Segment Start: Data provided
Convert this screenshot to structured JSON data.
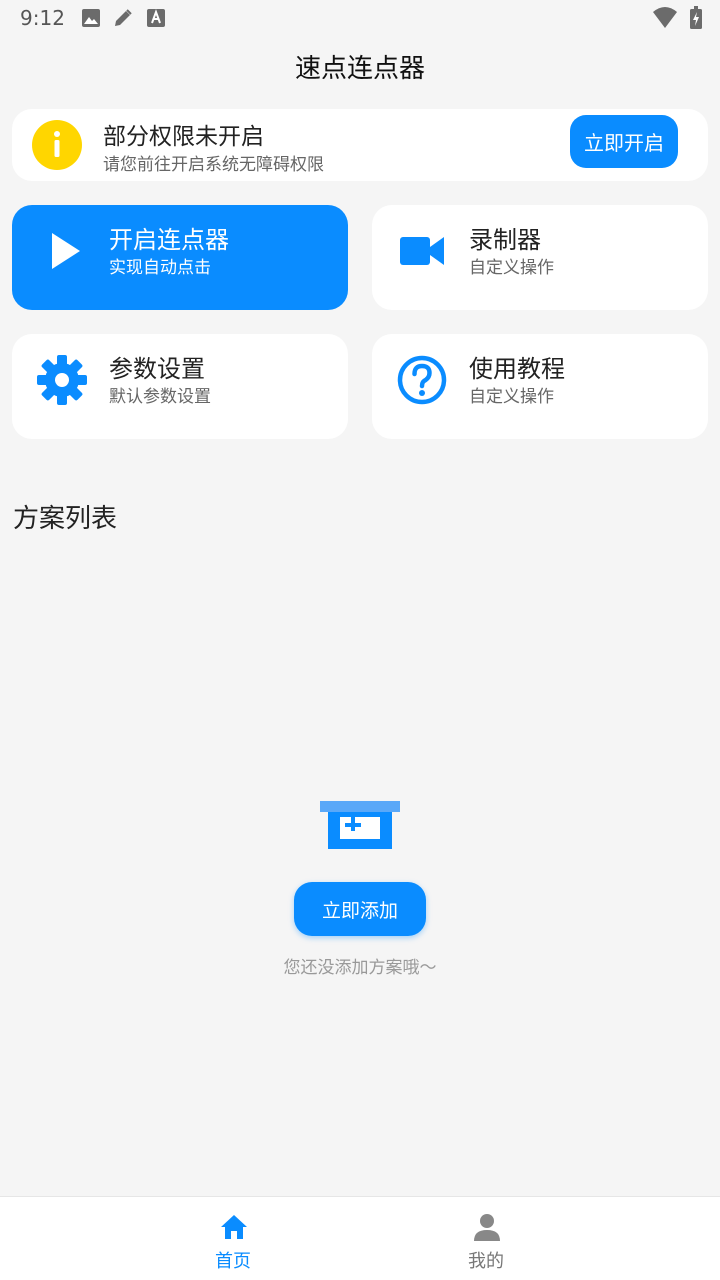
{
  "status_bar": {
    "time": "9:12",
    "icons_left": [
      "image-icon",
      "pencil-icon",
      "font-icon"
    ],
    "icons_right": [
      "wifi-icon",
      "battery-icon"
    ]
  },
  "app_bar": {
    "title": "速点连点器"
  },
  "permission_banner": {
    "icon": "info-icon",
    "title": "部分权限未开启",
    "subtitle": "请您前往开启系统无障碍权限",
    "button_label": "立即开启"
  },
  "cards": [
    {
      "icon": "play-icon",
      "title": "开启连点器",
      "subtitle": "实现自动点击",
      "active": true
    },
    {
      "icon": "video-camera-icon",
      "title": "录制器",
      "subtitle": "自定义操作",
      "active": false
    },
    {
      "icon": "gear-icon",
      "title": "参数设置",
      "subtitle": "默认参数设置",
      "active": false
    },
    {
      "icon": "help-icon",
      "title": "使用教程",
      "subtitle": "自定义操作",
      "active": false
    }
  ],
  "section": {
    "title": "方案列表"
  },
  "empty_state": {
    "icon": "empty-box-icon",
    "button_label": "立即添加",
    "hint": "您还没添加方案哦～"
  },
  "bottom_nav": {
    "items": [
      {
        "icon": "home-icon",
        "label": "首页",
        "active": true
      },
      {
        "icon": "person-icon",
        "label": "我的",
        "active": false
      }
    ]
  },
  "colors": {
    "accent": "#0a8cff",
    "warning": "#ffd600",
    "background": "#f5f5f5",
    "surface": "#ffffff"
  }
}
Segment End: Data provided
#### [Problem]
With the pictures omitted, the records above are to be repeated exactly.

#### [Output below]
Convert this screenshot to structured JSON data.
{
  "status_bar": {
    "time": "9:12",
    "icons_left": [
      "image-icon",
      "pencil-icon",
      "font-icon"
    ],
    "icons_right": [
      "wifi-icon",
      "battery-icon"
    ]
  },
  "app_bar": {
    "title": "速点连点器"
  },
  "permission_banner": {
    "icon": "info-icon",
    "title": "部分权限未开启",
    "subtitle": "请您前往开启系统无障碍权限",
    "button_label": "立即开启"
  },
  "cards": [
    {
      "icon": "play-icon",
      "title": "开启连点器",
      "subtitle": "实现自动点击",
      "active": true
    },
    {
      "icon": "video-camera-icon",
      "title": "录制器",
      "subtitle": "自定义操作",
      "active": false
    },
    {
      "icon": "gear-icon",
      "title": "参数设置",
      "subtitle": "默认参数设置",
      "active": false
    },
    {
      "icon": "help-icon",
      "title": "使用教程",
      "subtitle": "自定义操作",
      "active": false
    }
  ],
  "section": {
    "title": "方案列表"
  },
  "empty_state": {
    "icon": "empty-box-icon",
    "button_label": "立即添加",
    "hint": "您还没添加方案哦～"
  },
  "bottom_nav": {
    "items": [
      {
        "icon": "home-icon",
        "label": "首页",
        "active": true
      },
      {
        "icon": "person-icon",
        "label": "我的",
        "active": false
      }
    ]
  },
  "colors": {
    "accent": "#0a8cff",
    "warning": "#ffd600",
    "background": "#f5f5f5",
    "surface": "#ffffff"
  }
}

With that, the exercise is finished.